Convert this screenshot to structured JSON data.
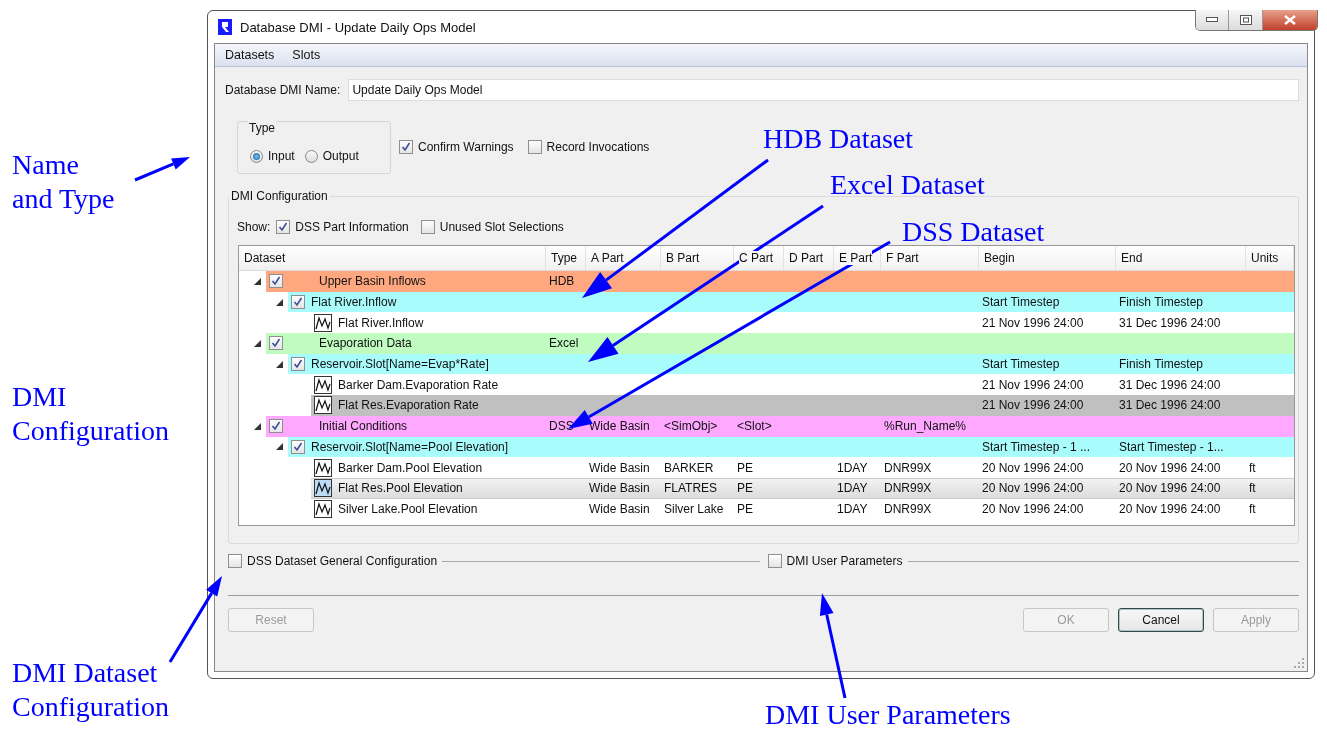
{
  "window": {
    "title": "Database DMI - Update Daily Ops Model"
  },
  "menu": [
    {
      "label": "Datasets"
    },
    {
      "label": "Slots"
    }
  ],
  "name_field": {
    "label": "Database DMI Name:",
    "value": "Update Daily Ops Model"
  },
  "type_group": {
    "title": "Type",
    "options": [
      {
        "label": "Input",
        "selected": true
      },
      {
        "label": "Output",
        "selected": false
      }
    ]
  },
  "options": [
    {
      "label": "Confirm Warnings",
      "checked": true
    },
    {
      "label": "Record Invocations",
      "checked": false
    }
  ],
  "dmi_configuration": {
    "title": "DMI Configuration",
    "show_label": "Show:",
    "show_options": [
      {
        "label": "DSS Part Information",
        "checked": true
      },
      {
        "label": "Unused Slot Selections",
        "checked": false
      }
    ],
    "columns": [
      "Dataset",
      "Type",
      "A Part",
      "B Part",
      "C Part",
      "D Part",
      "E Part",
      "F Part",
      "Begin",
      "End",
      "Units"
    ],
    "datasets": [
      {
        "kind": "dataset",
        "name": "Upper Basin Inflows",
        "color": "#ffa880",
        "expanded": true,
        "checked": true,
        "cells": {
          "type": "HDB"
        },
        "children": [
          {
            "kind": "slot",
            "name": "Flat River.Inflow",
            "color": "#a8fcfc",
            "expanded": true,
            "checked": true,
            "cells": {
              "begin": "Start Timestep",
              "end": "Finish Timestep"
            },
            "children": [
              {
                "kind": "series",
                "name": "Flat River.Inflow",
                "selected": false,
                "hovered": false,
                "cells": {
                  "begin": "21 Nov 1996 24:00",
                  "end": "31 Dec 1996 24:00"
                }
              }
            ]
          }
        ]
      },
      {
        "kind": "dataset",
        "name": "Evaporation Data",
        "color": "#c0fcc0",
        "expanded": true,
        "checked": true,
        "cells": {
          "type": "Excel"
        },
        "children": [
          {
            "kind": "slot",
            "name": "Reservoir.Slot[Name=Evap*Rate]",
            "color": "#a8fcfc",
            "expanded": true,
            "checked": true,
            "cells": {
              "begin": "Start Timestep",
              "end": "Finish Timestep"
            },
            "children": [
              {
                "kind": "series",
                "name": "Barker Dam.Evaporation Rate",
                "selected": false,
                "hovered": false,
                "cells": {
                  "begin": "21 Nov 1996 24:00",
                  "end": "31 Dec 1996 24:00"
                }
              },
              {
                "kind": "series",
                "name": "Flat Res.Evaporation Rate",
                "selected": true,
                "hovered": false,
                "cells": {
                  "begin": "21 Nov 1996 24:00",
                  "end": "31 Dec 1996 24:00"
                }
              }
            ]
          }
        ]
      },
      {
        "kind": "dataset",
        "name": "Initial Conditions",
        "color": "#ffa8ff",
        "expanded": true,
        "checked": true,
        "cells": {
          "type": "DSS",
          "a": "Wide Basin",
          "b": "<SimObj>",
          "c": "<Slot>",
          "f": "%Run_Name%"
        },
        "children": [
          {
            "kind": "slot",
            "name": "Reservoir.Slot[Name=Pool Elevation]",
            "color": "#a8fcfc",
            "expanded": true,
            "checked": true,
            "cells": {
              "begin": "Start Timestep - 1 ...",
              "end": "Start Timestep - 1..."
            },
            "children": [
              {
                "kind": "series",
                "name": "Barker Dam.Pool Elevation",
                "selected": false,
                "hovered": false,
                "cells": {
                  "a": "Wide Basin",
                  "b": "BARKER",
                  "c": "PE",
                  "e": "1DAY",
                  "f": "DNR99X",
                  "begin": "20 Nov 1996 24:00",
                  "end": "20 Nov 1996 24:00",
                  "units": "ft"
                }
              },
              {
                "kind": "series",
                "name": "Flat Res.Pool Elevation",
                "selected": false,
                "hovered": true,
                "cells": {
                  "a": "Wide Basin",
                  "b": "FLATRES",
                  "c": "PE",
                  "e": "1DAY",
                  "f": "DNR99X",
                  "begin": "20 Nov 1996 24:00",
                  "end": "20 Nov 1996 24:00",
                  "units": "ft"
                }
              },
              {
                "kind": "series",
                "name": "Silver Lake.Pool Elevation",
                "selected": false,
                "hovered": false,
                "cells": {
                  "a": "Wide Basin",
                  "b": "Silver Lake",
                  "c": "PE",
                  "e": "1DAY",
                  "f": "DNR99X",
                  "begin": "20 Nov 1996 24:00",
                  "end": "20 Nov 1996 24:00",
                  "units": "ft"
                }
              }
            ]
          }
        ]
      }
    ]
  },
  "sections": [
    {
      "label": "DSS Dataset General Configuration",
      "checked": false
    },
    {
      "label": "DMI User Parameters",
      "checked": false
    }
  ],
  "buttons": [
    {
      "label": "Reset",
      "disabled": true,
      "default": false
    },
    {
      "label": "OK",
      "disabled": true,
      "default": false
    },
    {
      "label": "Cancel",
      "disabled": false,
      "default": true
    },
    {
      "label": "Apply",
      "disabled": true,
      "default": false
    }
  ],
  "annotations": [
    {
      "lines": [
        "HDB Dataset"
      ]
    },
    {
      "lines": [
        "Name",
        "and Type"
      ]
    },
    {
      "lines": [
        "Excel Dataset"
      ]
    },
    {
      "lines": [
        "DSS Dataset"
      ]
    },
    {
      "lines": [
        "DMI",
        "Configuration"
      ]
    },
    {
      "lines": [
        "DMI Dataset",
        "Configuration"
      ]
    },
    {
      "lines": [
        "DMI User Parameters"
      ]
    }
  ]
}
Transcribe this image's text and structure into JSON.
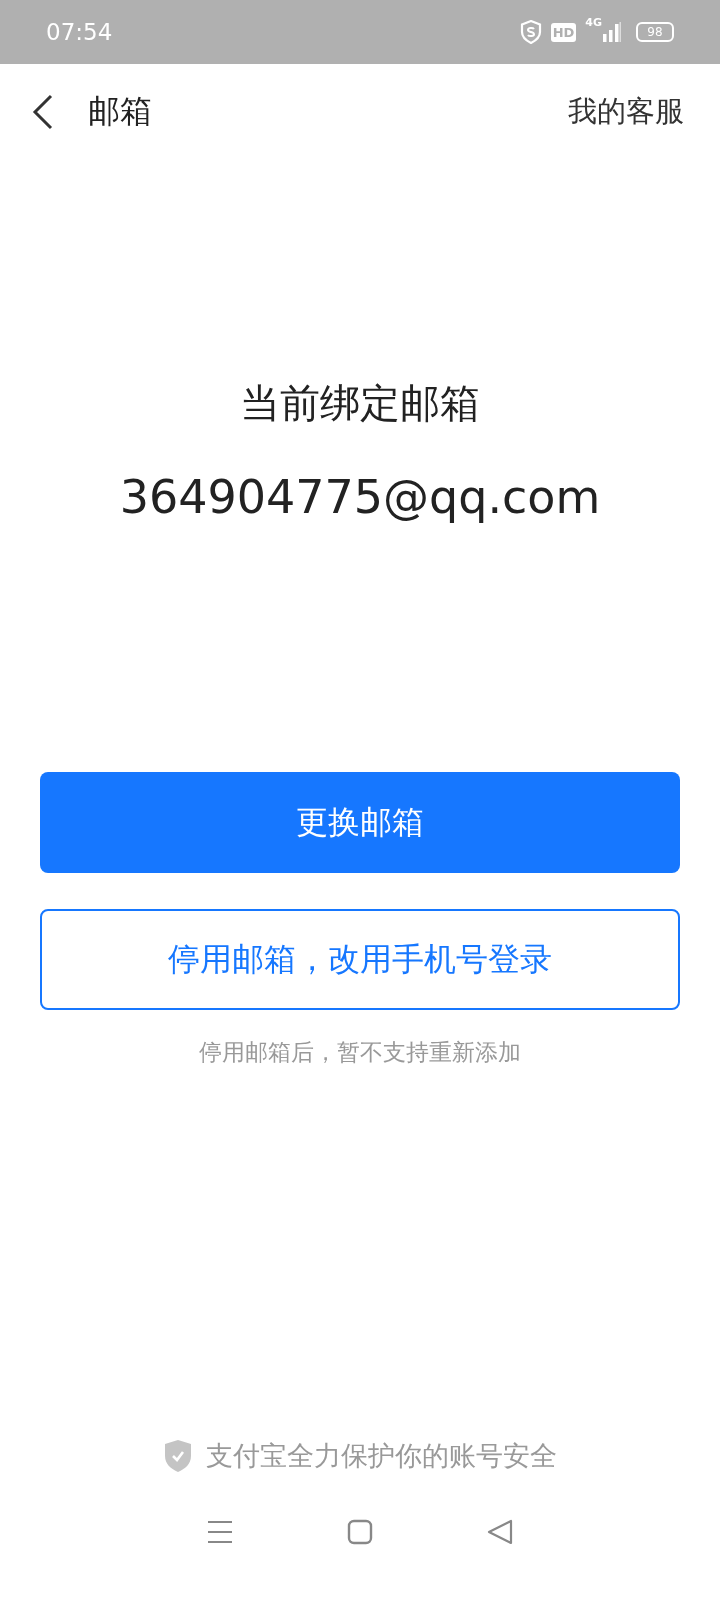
{
  "status_bar": {
    "time": "07:54",
    "hd": "HD",
    "network": "4G",
    "battery": "98"
  },
  "header": {
    "title": "邮箱",
    "action": "我的客服"
  },
  "current": {
    "label": "当前绑定邮箱",
    "email": "364904775@qq.com"
  },
  "buttons": [
    {
      "kind": "primary",
      "label": "更换邮箱"
    },
    {
      "kind": "outline",
      "label": "停用邮箱，改用手机号登录"
    }
  ],
  "note": "停用邮箱后，暂不支持重新添加",
  "footer": "支付宝全力保护你的账号安全"
}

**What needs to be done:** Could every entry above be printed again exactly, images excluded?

**Solution to this exercise:**
Convert this screenshot to structured JSON data.
{
  "window": {
    "title": "Database DMI - Update Daily Ops Model"
  },
  "menu": [
    {
      "label": "Datasets"
    },
    {
      "label": "Slots"
    }
  ],
  "name_field": {
    "label": "Database DMI Name:",
    "value": "Update Daily Ops Model"
  },
  "type_group": {
    "title": "Type",
    "options": [
      {
        "label": "Input",
        "selected": true
      },
      {
        "label": "Output",
        "selected": false
      }
    ]
  },
  "options": [
    {
      "label": "Confirm Warnings",
      "checked": true
    },
    {
      "label": "Record Invocations",
      "checked": false
    }
  ],
  "dmi_configuration": {
    "title": "DMI Configuration",
    "show_label": "Show:",
    "show_options": [
      {
        "label": "DSS Part Information",
        "checked": true
      },
      {
        "label": "Unused Slot Selections",
        "checked": false
      }
    ],
    "columns": [
      "Dataset",
      "Type",
      "A Part",
      "B Part",
      "C Part",
      "D Part",
      "E Part",
      "F Part",
      "Begin",
      "End",
      "Units"
    ],
    "datasets": [
      {
        "kind": "dataset",
        "name": "Upper Basin Inflows",
        "color": "#ffa880",
        "expanded": true,
        "checked": true,
        "cells": {
          "type": "HDB"
        },
        "children": [
          {
            "kind": "slot",
            "name": "Flat River.Inflow",
            "color": "#a8fcfc",
            "expanded": true,
            "checked": true,
            "cells": {
              "begin": "Start Timestep",
              "end": "Finish Timestep"
            },
            "children": [
              {
                "kind": "series",
                "name": "Flat River.Inflow",
                "selected": false,
                "hovered": false,
                "cells": {
                  "begin": "21 Nov 1996 24:00",
                  "end": "31 Dec 1996 24:00"
                }
              }
            ]
          }
        ]
      },
      {
        "kind": "dataset",
        "name": "Evaporation Data",
        "color": "#c0fcc0",
        "expanded": true,
        "checked": true,
        "cells": {
          "type": "Excel"
        },
        "children": [
          {
            "kind": "slot",
            "name": "Reservoir.Slot[Name=Evap*Rate]",
            "color": "#a8fcfc",
            "expanded": true,
            "checked": true,
            "cells": {
              "begin": "Start Timestep",
              "end": "Finish Timestep"
            },
            "children": [
              {
                "kind": "series",
                "name": "Barker Dam.Evaporation Rate",
                "selected": false,
                "hovered": false,
                "cells": {
                  "begin": "21 Nov 1996 24:00",
                  "end": "31 Dec 1996 24:00"
                }
              },
              {
                "kind": "series",
                "name": "Flat Res.Evaporation Rate",
                "selected": true,
                "hovered": false,
                "cells": {
                  "begin": "21 Nov 1996 24:00",
                  "end": "31 Dec 1996 24:00"
                }
              }
            ]
          }
        ]
      },
      {
        "kind": "dataset",
        "name": "Initial Conditions",
        "color": "#ffa8ff",
        "expanded": true,
        "checked": true,
        "cells": {
          "type": "DSS",
          "a": "Wide Basin",
          "b": "<SimObj>",
          "c": "<Slot>",
          "f": "%Run_Name%"
        },
        "children": [
          {
            "kind": "slot",
            "name": "Reservoir.Slot[Name=Pool Elevation]",
            "color": "#a8fcfc",
            "expanded": true,
            "checked": true,
            "cells": {
              "begin": "Start Timestep - 1 ...",
              "end": "Start Timestep - 1..."
            },
            "children": [
              {
                "kind": "series",
                "name": "Barker Dam.Pool Elevation",
                "selected": false,
                "hovered": false,
                "cells": {
                  "a": "Wide Basin",
                  "b": "BARKER",
                  "c": "PE",
                  "e": "1DAY",
                  "f": "DNR99X",
                  "begin": "20 Nov 1996 24:00",
                  "end": "20 Nov 1996 24:00",
                  "units": "ft"
                }
              },
              {
                "kind": "series",
                "name": "Flat Res.Pool Elevation",
                "selected": false,
                "hovered": true,
                "cells": {
                  "a": "Wide Basin",
                  "b": "FLATRES",
                  "c": "PE",
                  "e": "1DAY",
                  "f": "DNR99X",
                  "begin": "20 Nov 1996 24:00",
                  "end": "20 Nov 1996 24:00",
                  "units": "ft"
                }
              },
              {
                "kind": "series",
                "name": "Silver Lake.Pool Elevation",
                "selected": false,
                "hovered": false,
                "cells": {
                  "a": "Wide Basin",
                  "b": "Silver Lake",
                  "c": "PE",
                  "e": "1DAY",
                  "f": "DNR99X",
                  "begin": "20 Nov 1996 24:00",
                  "end": "20 Nov 1996 24:00",
                  "units": "ft"
                }
              }
            ]
          }
        ]
      }
    ]
  },
  "sections": [
    {
      "label": "DSS Dataset General Configuration",
      "checked": false
    },
    {
      "label": "DMI User Parameters",
      "checked": false
    }
  ],
  "buttons": [
    {
      "label": "Reset",
      "disabled": true,
      "default": false
    },
    {
      "label": "OK",
      "disabled": true,
      "default": false
    },
    {
      "label": "Cancel",
      "disabled": false,
      "default": true
    },
    {
      "label": "Apply",
      "disabled": true,
      "default": false
    }
  ],
  "annotations": [
    {
      "lines": [
        "HDB Dataset"
      ]
    },
    {
      "lines": [
        "Name",
        "and Type"
      ]
    },
    {
      "lines": [
        "Excel Dataset"
      ]
    },
    {
      "lines": [
        "DSS Dataset"
      ]
    },
    {
      "lines": [
        "DMI",
        "Configuration"
      ]
    },
    {
      "lines": [
        "DMI Dataset",
        "Configuration"
      ]
    },
    {
      "lines": [
        "DMI User Parameters"
      ]
    }
  ]
}
Transcribe this image's text and structure into JSON.
{
  "status_bar": {
    "time": "07:54",
    "hd": "HD",
    "network": "4G",
    "battery": "98"
  },
  "header": {
    "title": "邮箱",
    "action": "我的客服"
  },
  "current": {
    "label": "当前绑定邮箱",
    "email": "364904775@qq.com"
  },
  "buttons": [
    {
      "kind": "primary",
      "label": "更换邮箱"
    },
    {
      "kind": "outline",
      "label": "停用邮箱，改用手机号登录"
    }
  ],
  "note": "停用邮箱后，暂不支持重新添加",
  "footer": "支付宝全力保护你的账号安全"
}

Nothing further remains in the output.